TASK DETAILS:
Scanning the entries below, copy every line that contains the word "SizeOfOptionalHeader".

##########

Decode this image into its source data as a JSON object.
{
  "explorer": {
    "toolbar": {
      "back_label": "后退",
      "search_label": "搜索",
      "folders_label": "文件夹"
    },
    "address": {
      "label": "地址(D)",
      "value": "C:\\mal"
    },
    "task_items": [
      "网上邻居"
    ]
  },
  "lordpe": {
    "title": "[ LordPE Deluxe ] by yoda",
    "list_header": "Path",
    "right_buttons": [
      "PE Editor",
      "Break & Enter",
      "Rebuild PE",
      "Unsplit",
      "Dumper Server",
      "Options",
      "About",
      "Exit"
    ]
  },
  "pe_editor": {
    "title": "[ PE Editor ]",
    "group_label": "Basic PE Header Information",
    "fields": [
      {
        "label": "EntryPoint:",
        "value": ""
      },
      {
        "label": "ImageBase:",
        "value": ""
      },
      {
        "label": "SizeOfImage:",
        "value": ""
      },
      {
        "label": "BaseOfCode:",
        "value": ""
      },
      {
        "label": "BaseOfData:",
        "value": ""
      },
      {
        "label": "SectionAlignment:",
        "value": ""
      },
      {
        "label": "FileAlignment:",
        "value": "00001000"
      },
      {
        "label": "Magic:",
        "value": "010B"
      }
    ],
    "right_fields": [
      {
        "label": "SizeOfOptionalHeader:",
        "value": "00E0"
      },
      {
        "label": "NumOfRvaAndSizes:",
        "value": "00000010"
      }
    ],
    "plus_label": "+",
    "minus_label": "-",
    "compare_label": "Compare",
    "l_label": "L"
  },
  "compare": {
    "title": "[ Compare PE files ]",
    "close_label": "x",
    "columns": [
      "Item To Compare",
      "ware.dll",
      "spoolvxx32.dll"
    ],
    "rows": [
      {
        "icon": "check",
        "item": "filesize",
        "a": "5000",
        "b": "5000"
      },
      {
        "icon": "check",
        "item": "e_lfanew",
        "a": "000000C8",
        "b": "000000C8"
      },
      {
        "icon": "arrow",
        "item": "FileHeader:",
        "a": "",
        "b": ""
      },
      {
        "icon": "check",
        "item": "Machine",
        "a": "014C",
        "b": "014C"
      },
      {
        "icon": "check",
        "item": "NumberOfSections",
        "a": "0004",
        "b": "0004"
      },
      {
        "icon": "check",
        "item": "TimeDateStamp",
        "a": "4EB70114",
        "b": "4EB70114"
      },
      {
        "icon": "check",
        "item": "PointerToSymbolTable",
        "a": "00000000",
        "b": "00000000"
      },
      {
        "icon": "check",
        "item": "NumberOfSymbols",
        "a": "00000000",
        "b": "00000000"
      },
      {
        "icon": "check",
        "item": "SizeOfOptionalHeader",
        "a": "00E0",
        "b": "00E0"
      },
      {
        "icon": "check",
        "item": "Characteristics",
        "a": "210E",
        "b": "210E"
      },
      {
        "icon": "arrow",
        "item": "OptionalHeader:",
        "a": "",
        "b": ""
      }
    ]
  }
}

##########

RESULT OF THIS EXERCISE:
        "label": "SizeOfOptionalHeader:",
        "item": "SizeOfOptionalHeader",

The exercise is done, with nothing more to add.